Would you please copy every line from the records that contains the word "Preview"?

=== Section Start ===

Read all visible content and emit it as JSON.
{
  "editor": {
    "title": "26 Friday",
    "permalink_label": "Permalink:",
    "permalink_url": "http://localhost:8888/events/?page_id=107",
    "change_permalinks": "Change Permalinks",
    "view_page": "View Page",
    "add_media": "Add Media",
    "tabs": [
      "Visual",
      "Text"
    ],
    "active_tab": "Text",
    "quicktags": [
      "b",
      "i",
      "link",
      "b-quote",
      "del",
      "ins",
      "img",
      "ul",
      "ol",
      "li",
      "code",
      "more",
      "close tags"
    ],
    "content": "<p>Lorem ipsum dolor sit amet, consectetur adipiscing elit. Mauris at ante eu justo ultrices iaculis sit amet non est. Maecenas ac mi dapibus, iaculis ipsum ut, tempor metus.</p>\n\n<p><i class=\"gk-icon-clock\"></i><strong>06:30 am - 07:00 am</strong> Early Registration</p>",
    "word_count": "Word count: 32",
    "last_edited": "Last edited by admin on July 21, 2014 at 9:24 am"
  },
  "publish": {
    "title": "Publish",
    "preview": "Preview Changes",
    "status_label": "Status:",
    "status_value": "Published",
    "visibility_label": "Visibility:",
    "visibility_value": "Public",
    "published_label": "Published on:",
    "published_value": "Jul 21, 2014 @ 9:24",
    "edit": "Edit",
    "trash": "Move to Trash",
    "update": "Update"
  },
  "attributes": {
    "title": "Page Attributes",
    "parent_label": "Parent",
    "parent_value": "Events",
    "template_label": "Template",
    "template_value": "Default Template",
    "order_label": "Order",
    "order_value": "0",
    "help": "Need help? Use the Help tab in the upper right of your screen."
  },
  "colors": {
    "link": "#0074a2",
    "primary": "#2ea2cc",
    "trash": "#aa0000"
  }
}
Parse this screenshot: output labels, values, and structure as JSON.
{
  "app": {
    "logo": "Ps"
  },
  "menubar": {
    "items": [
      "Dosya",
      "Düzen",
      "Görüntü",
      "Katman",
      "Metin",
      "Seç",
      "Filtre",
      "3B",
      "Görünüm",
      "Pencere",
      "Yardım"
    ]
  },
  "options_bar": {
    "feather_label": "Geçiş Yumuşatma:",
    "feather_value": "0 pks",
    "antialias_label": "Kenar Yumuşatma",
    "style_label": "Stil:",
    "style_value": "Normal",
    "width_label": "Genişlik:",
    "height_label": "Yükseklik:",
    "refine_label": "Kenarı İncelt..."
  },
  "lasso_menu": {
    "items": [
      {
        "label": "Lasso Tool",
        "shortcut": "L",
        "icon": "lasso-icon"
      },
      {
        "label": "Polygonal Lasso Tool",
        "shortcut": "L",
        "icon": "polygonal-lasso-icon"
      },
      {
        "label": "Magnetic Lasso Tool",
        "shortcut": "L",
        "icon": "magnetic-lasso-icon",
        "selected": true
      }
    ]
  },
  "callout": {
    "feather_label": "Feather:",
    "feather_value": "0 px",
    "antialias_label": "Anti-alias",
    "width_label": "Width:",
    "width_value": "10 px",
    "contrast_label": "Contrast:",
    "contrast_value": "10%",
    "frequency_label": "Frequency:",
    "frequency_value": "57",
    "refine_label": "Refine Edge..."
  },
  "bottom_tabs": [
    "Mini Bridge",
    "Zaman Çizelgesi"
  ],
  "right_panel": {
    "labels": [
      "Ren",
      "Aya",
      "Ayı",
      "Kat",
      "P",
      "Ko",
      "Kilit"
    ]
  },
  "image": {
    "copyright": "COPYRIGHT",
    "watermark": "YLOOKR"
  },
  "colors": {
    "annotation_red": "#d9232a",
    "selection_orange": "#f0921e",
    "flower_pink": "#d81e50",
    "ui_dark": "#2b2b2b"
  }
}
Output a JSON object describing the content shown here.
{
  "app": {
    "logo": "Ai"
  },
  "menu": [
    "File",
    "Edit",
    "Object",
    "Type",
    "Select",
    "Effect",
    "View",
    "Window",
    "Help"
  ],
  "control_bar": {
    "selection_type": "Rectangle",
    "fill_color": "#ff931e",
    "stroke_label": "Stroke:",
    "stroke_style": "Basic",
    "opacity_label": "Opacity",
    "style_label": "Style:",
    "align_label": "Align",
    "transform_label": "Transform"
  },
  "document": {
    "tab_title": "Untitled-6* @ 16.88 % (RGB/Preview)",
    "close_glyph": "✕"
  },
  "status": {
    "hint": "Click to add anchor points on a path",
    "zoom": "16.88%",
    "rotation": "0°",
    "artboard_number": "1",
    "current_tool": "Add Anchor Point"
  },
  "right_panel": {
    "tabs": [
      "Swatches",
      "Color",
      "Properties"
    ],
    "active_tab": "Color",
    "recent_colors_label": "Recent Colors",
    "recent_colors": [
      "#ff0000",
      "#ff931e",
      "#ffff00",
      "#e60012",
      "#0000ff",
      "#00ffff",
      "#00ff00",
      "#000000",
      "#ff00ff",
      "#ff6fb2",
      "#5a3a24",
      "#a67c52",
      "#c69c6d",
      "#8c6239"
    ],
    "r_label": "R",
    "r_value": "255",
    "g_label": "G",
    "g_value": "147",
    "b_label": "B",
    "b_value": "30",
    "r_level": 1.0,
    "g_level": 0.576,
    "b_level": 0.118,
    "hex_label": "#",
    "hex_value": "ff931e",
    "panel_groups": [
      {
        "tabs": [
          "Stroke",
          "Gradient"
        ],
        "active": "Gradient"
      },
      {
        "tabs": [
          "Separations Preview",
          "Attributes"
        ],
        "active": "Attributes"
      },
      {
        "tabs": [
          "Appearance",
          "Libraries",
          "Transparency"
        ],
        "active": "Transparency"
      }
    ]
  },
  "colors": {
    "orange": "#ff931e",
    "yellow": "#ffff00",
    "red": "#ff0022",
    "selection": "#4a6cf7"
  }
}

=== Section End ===

» Answer for this exercise
    "preview": "Preview Changes",
    "tab_title": "Untitled-6* @ 16.88 % (RGB/Preview)",
          "Separations Preview",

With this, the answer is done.